─── EXERCISE INPUT

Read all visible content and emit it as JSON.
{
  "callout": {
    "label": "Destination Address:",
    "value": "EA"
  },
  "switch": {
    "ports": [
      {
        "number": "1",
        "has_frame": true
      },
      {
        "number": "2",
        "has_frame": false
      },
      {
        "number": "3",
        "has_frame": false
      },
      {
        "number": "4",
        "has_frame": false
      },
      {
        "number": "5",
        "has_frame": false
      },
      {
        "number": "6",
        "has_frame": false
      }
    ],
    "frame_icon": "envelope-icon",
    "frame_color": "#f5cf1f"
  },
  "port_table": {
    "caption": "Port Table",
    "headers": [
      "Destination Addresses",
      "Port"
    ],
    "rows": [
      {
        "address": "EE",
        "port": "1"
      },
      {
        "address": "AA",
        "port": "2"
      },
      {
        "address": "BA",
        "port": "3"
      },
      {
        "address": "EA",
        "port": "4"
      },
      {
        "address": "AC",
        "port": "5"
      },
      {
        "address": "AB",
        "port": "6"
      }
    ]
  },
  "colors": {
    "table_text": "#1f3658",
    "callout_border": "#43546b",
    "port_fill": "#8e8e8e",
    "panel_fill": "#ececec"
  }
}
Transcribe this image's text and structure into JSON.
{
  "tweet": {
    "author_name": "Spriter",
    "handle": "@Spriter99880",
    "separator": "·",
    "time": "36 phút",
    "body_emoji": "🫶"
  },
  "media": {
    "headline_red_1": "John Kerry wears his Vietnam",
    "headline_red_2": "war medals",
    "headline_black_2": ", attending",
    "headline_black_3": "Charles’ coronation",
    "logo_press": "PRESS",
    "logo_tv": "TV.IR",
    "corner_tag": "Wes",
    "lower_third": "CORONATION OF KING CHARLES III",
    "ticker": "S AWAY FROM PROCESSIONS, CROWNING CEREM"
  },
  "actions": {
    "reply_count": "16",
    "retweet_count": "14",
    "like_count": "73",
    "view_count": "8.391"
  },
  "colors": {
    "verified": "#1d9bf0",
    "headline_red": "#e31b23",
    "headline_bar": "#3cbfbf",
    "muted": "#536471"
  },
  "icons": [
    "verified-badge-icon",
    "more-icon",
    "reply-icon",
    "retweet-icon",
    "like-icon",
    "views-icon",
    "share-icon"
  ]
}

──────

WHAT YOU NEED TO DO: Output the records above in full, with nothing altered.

OUTPUT:
Read all visible content and emit it as JSON.
{
  "callout": {
    "label": "Destination Address:",
    "value": "EA"
  },
  "switch": {
    "ports": [
      {
        "number": "1",
        "has_frame": true
      },
      {
        "number": "2",
        "has_frame": false
      },
      {
        "number": "3",
        "has_frame": false
      },
      {
        "number": "4",
        "has_frame": false
      },
      {
        "number": "5",
        "has_frame": false
      },
      {
        "number": "6",
        "has_frame": false
      }
    ],
    "frame_icon": "envelope-icon",
    "frame_color": "#f5cf1f"
  },
  "port_table": {
    "caption": "Port Table",
    "headers": [
      "Destination Addresses",
      "Port"
    ],
    "rows": [
      {
        "address": "EE",
        "port": "1"
      },
      {
        "address": "AA",
        "port": "2"
      },
      {
        "address": "BA",
        "port": "3"
      },
      {
        "address": "EA",
        "port": "4"
      },
      {
        "address": "AC",
        "port": "5"
      },
      {
        "address": "AB",
        "port": "6"
      }
    ]
  },
  "colors": {
    "table_text": "#1f3658",
    "callout_border": "#43546b",
    "port_fill": "#8e8e8e",
    "panel_fill": "#ececec"
  }
}
Transcribe this image's text and structure into JSON.
{
  "tweet": {
    "author_name": "Spriter",
    "handle": "@Spriter99880",
    "separator": "·",
    "time": "36 phút",
    "body_emoji": "🫶"
  },
  "media": {
    "headline_red_1": "John Kerry wears his Vietnam",
    "headline_red_2": "war medals",
    "headline_black_2": ", attending",
    "headline_black_3": "Charles’ coronation",
    "logo_press": "PRESS",
    "logo_tv": "TV.IR",
    "corner_tag": "Wes",
    "lower_third": "CORONATION OF KING CHARLES III",
    "ticker": "S AWAY FROM PROCESSIONS, CROWNING CEREM"
  },
  "actions": {
    "reply_count": "16",
    "retweet_count": "14",
    "like_count": "73",
    "view_count": "8.391"
  },
  "colors": {
    "verified": "#1d9bf0",
    "headline_red": "#e31b23",
    "headline_bar": "#3cbfbf",
    "muted": "#536471"
  },
  "icons": [
    "verified-badge-icon",
    "more-icon",
    "reply-icon",
    "retweet-icon",
    "like-icon",
    "views-icon",
    "share-icon"
  ]
}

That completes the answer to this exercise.